The pressures placed on us are no different in principle from what God put Elijah and Jeremiah under. Their examples leave no doubt about their humanity. Their discouragement proves that, for a while, running back into the world seemed attractive to them too. Know this, however: His servants endured and overcame because of God's patience, faithfulness, and power. Given all the depressing things that happen in this world, it is easy to think that we would be better off never having been called. But God reminds us that He is continuously judging those in the world as He oversees the purpose toward which He is guiding His servants.

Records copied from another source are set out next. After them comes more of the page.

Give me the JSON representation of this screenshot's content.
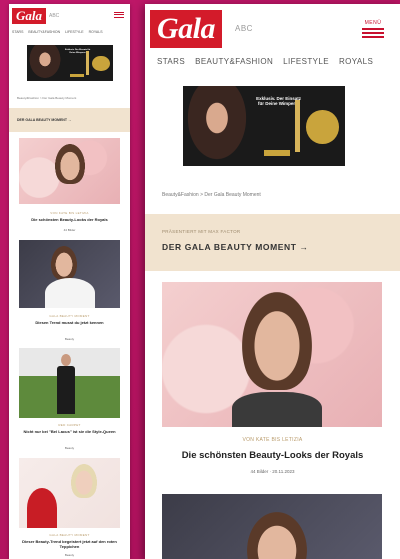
{
  "site": {
    "logo": "Gala",
    "abc": "ABC",
    "menu_label": "MENÜ",
    "nav": [
      "Stars",
      "Beauty&Fashion",
      "Lifestyle",
      "Royals"
    ]
  },
  "ad": {
    "text": "Exklusiv. Der Einsatz für Deine Wimpern."
  },
  "breadcrumb": "Beauty&Fashion > Der Gala Beauty Moment",
  "promo": {
    "sub": "Präsentiert mit Max Factor",
    "title": "Der Gala Beauty Moment →"
  },
  "featured": {
    "kicker": "Von Kate bis Letizia",
    "headline": "Die schönsten Beauty-Looks der Royals",
    "meta": "44 Bilder · 20.11.2023"
  },
  "small_cards": [
    {
      "kicker": "Von Kate bis Letizia",
      "headline": "Die schönsten Beauty-Looks der Royals",
      "meta": "44 Bilder"
    },
    {
      "kicker": "Gala Beauty Moment",
      "headline": "Diesen Trend musst du jetzt kennen",
      "meta": "Beauty"
    },
    {
      "kicker": "Red Carpet",
      "headline": "Nicht nur bei \"Bel Lacus\" ist sie die Style-Queen",
      "meta": "Beauty"
    },
    {
      "kicker": "Gala Beauty Moment",
      "headline": "Dieser Beauty-Trend begeistert jetzt auf den roten Teppichen",
      "meta": "Beauty"
    }
  ],
  "colors": {
    "brand_red": "#d31b2a",
    "background_magenta": "#b3135f",
    "promo_beige": "#f1e3cf"
  }
}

Do we believe that in God's promises we are given the certainty of salvation if we remain faithful? If we believe, it gives us hope and joy. It is when we doubt that the level of temptation to flee rises. Yet, unlike them, we know the rest of the story. God did not abandon them; they survived and will be in God's Kingdom.
John W. Ritenbaugh

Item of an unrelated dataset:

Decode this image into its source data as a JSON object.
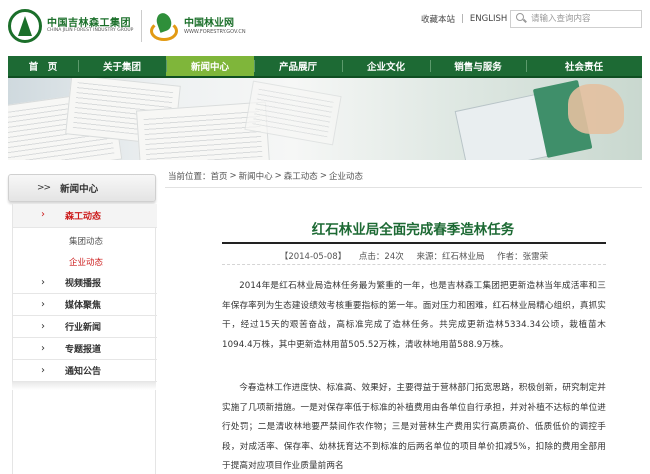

Ecclesiastes and Christian Living (Part Five): Comparisons
Jezebel, after hearing of his exploits, had threatened his life, and Elijah fled to Beersheba. Why? Some commentators feel that he ran, not in fear, but out of conviction that he needed to commune with God. He may have thought that, after the tremendous works on Mount Carmel, the whole nation would be converted—but now he was in danger of losing his life! His expectations and God's purpose did not coincide by a long shot. Like us, he did not always know where God was leading him and His people. His apparent lack of success and his doubts drove him to seek God's counsel in the wilderness.
Richard T. Ritenbaugh
Elijah's Dose of Reality